Work request
Every line containing the word "onto" is to be copied from the data below.

Element data from apps and pages:
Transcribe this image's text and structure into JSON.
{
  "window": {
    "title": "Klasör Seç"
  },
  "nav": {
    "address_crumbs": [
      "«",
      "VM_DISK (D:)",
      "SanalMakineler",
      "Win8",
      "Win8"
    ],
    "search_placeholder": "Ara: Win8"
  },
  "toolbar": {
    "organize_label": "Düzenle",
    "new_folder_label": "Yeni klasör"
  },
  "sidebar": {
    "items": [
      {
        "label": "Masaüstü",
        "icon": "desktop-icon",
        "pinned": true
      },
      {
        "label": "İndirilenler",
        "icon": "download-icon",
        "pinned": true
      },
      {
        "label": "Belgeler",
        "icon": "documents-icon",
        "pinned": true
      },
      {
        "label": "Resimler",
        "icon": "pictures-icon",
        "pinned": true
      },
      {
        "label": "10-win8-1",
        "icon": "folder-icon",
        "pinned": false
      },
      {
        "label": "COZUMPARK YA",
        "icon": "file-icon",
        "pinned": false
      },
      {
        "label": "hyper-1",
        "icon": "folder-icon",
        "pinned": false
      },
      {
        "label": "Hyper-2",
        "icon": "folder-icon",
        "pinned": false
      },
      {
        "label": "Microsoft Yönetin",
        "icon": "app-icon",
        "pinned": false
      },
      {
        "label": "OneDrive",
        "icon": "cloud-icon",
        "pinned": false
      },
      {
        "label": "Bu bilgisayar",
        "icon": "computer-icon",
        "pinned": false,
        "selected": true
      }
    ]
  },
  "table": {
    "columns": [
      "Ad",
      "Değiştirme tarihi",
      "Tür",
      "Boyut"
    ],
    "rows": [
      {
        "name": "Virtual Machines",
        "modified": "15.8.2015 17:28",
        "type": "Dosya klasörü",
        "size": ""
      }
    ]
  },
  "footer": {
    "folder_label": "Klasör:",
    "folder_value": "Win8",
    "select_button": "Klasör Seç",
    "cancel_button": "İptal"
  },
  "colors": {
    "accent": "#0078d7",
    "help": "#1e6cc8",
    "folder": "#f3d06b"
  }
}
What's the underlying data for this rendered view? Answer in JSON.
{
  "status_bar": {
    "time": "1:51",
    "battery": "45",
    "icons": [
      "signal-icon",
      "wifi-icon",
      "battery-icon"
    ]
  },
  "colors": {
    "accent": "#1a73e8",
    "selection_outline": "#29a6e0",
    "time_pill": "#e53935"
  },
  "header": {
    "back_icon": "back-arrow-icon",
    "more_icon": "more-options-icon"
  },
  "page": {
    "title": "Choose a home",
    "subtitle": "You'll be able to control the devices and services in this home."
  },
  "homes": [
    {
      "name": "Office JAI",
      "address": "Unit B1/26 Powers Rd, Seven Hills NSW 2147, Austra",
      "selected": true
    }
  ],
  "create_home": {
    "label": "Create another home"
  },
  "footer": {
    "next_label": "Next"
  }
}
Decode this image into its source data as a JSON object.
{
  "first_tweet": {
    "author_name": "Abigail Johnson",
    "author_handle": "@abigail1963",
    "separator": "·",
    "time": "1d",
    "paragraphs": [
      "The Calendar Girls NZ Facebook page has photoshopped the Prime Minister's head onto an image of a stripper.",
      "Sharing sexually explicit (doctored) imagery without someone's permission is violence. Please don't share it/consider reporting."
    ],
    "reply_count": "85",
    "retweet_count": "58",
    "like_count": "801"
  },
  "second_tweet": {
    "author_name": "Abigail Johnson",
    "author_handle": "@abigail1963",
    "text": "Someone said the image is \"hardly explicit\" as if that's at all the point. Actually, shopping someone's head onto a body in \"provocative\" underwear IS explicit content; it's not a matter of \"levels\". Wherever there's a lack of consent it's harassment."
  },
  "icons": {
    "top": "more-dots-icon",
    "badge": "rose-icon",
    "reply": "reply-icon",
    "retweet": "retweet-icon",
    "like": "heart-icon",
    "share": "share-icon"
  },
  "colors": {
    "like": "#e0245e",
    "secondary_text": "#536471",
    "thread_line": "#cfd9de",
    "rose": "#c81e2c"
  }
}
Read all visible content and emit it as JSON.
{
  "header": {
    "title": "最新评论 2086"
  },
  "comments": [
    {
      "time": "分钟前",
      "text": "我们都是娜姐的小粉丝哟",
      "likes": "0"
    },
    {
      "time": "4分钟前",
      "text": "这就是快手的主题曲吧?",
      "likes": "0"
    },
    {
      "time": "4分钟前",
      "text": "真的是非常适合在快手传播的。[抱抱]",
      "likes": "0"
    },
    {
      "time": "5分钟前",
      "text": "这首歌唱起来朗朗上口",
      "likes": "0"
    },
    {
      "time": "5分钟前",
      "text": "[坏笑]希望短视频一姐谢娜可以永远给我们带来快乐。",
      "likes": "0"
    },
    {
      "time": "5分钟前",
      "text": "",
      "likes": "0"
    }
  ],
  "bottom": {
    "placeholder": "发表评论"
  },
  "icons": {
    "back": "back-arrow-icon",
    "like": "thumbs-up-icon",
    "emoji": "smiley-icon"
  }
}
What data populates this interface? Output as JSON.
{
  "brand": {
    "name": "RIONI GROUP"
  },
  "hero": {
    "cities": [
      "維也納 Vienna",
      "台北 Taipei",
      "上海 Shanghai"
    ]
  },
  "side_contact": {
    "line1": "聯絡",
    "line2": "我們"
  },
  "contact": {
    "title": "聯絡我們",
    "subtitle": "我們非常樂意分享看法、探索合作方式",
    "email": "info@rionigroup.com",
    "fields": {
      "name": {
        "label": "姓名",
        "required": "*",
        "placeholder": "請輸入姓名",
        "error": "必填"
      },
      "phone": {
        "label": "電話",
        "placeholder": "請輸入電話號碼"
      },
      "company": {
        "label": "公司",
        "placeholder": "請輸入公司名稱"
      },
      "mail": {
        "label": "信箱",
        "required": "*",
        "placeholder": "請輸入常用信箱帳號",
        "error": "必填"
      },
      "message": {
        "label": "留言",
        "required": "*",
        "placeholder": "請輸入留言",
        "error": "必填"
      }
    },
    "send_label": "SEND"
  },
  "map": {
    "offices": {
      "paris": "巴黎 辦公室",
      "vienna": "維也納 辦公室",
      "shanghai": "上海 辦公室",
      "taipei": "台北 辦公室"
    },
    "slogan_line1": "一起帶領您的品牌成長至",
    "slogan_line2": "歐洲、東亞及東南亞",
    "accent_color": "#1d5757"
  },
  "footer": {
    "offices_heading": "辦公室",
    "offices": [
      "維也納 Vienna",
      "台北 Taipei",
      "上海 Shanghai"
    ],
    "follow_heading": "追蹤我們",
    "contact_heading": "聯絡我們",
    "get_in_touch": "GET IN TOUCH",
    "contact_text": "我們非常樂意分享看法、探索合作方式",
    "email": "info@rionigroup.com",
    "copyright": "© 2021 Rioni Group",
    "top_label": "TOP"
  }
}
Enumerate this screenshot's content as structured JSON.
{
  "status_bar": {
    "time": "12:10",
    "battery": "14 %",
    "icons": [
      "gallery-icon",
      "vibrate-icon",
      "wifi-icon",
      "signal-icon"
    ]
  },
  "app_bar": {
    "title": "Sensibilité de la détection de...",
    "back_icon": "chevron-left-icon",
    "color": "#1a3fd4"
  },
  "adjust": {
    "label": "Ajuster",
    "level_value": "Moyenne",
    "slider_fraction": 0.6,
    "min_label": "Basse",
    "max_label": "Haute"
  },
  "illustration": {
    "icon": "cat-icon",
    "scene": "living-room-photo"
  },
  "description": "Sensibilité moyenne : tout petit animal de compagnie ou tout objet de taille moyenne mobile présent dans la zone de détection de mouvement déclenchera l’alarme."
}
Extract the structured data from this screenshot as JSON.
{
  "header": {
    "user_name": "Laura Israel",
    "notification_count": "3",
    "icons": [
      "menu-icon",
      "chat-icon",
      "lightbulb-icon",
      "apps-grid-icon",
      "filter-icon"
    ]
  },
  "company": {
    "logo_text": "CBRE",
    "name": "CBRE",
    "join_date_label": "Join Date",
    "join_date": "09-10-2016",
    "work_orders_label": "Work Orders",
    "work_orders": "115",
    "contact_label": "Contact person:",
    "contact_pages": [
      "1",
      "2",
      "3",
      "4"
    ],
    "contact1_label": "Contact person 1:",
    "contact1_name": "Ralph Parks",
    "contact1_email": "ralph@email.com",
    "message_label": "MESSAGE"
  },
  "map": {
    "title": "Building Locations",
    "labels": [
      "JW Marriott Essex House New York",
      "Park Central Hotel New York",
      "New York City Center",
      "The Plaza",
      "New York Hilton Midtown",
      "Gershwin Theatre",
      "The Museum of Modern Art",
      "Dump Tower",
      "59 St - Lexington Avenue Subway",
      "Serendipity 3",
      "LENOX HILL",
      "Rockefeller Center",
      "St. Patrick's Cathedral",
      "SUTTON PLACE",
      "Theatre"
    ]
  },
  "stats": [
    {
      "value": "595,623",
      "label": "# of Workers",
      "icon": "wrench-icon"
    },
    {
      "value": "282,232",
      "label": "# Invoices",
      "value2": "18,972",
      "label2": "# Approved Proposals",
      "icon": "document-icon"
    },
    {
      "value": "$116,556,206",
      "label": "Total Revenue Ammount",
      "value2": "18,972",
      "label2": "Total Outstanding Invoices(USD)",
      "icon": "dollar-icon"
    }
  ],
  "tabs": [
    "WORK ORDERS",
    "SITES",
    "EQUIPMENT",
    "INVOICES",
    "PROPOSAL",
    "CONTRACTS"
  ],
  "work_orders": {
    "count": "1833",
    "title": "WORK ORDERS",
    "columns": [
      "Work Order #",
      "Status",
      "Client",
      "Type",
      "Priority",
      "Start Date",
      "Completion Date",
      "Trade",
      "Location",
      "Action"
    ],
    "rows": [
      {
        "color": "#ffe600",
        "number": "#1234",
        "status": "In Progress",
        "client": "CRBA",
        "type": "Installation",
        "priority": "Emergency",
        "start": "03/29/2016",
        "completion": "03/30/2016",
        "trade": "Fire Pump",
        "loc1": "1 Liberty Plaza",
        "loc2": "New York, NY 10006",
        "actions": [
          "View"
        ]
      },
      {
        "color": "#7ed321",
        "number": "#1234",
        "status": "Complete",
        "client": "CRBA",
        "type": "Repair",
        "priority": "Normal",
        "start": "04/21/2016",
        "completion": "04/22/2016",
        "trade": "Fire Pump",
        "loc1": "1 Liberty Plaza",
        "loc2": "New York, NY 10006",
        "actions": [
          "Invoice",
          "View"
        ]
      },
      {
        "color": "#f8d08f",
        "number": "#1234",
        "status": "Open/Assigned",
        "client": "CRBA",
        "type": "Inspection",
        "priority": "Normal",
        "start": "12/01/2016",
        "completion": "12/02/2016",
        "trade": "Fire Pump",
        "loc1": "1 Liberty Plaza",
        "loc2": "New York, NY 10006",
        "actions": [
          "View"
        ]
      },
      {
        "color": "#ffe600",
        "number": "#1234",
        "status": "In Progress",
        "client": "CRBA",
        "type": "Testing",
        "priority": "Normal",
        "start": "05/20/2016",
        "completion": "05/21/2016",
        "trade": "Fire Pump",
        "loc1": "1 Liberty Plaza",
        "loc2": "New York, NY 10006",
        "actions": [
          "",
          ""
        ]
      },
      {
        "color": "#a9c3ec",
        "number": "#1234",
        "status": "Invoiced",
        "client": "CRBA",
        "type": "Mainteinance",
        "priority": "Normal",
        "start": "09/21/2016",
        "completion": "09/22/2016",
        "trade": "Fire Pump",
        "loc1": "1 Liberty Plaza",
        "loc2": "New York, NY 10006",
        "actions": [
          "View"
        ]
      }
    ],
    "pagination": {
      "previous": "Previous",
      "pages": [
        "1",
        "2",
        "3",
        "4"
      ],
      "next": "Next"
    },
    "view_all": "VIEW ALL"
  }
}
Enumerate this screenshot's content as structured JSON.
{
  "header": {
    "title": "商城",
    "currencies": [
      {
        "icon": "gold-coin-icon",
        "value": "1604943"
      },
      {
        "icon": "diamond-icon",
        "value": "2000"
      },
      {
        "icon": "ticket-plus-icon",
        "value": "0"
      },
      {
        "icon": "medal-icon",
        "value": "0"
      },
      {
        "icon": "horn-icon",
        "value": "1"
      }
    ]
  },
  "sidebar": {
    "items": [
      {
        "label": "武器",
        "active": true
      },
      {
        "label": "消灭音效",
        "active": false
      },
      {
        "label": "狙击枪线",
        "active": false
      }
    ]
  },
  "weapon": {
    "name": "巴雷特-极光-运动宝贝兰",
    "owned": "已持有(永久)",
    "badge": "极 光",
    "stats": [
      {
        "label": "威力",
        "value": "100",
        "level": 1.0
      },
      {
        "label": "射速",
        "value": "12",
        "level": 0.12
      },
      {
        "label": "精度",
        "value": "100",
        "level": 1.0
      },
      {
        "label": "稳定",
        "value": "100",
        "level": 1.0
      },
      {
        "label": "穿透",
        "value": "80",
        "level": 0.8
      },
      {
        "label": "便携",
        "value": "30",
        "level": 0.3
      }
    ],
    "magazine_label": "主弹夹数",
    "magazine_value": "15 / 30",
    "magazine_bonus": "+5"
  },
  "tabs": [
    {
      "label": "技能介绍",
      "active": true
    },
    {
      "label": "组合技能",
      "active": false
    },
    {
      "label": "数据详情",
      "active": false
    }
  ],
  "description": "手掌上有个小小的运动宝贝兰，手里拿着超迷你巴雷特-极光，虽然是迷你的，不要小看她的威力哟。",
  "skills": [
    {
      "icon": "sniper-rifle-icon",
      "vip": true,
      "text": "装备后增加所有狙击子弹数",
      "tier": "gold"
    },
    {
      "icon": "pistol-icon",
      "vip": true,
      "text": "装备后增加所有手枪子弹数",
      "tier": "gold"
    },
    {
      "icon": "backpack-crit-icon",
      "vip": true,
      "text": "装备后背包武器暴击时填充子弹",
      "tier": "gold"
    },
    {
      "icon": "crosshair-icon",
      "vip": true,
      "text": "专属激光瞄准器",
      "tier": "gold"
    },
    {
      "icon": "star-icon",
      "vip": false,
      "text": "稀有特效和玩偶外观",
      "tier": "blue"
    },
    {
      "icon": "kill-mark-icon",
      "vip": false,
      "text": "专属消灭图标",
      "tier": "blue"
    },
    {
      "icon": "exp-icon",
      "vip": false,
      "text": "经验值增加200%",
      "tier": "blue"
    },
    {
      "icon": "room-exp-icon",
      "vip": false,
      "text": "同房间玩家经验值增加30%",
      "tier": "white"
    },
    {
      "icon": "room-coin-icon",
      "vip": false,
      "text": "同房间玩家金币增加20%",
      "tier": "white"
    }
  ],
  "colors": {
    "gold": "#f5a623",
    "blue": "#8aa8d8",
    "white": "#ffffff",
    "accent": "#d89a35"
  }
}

Response to the task
      "The Calendar Girls NZ Facebook page has photoshopped the Prime Minister's head onto an image of a stripper.",
    "text": "Someone said the image is \"hardly explicit\" as if that's at all the point. Actually, shopping someone's head onto a body in \"provocative\" underwear IS explicit content; it's not a matter of \"levels\". Wherever there's a lack of consent it's harassment."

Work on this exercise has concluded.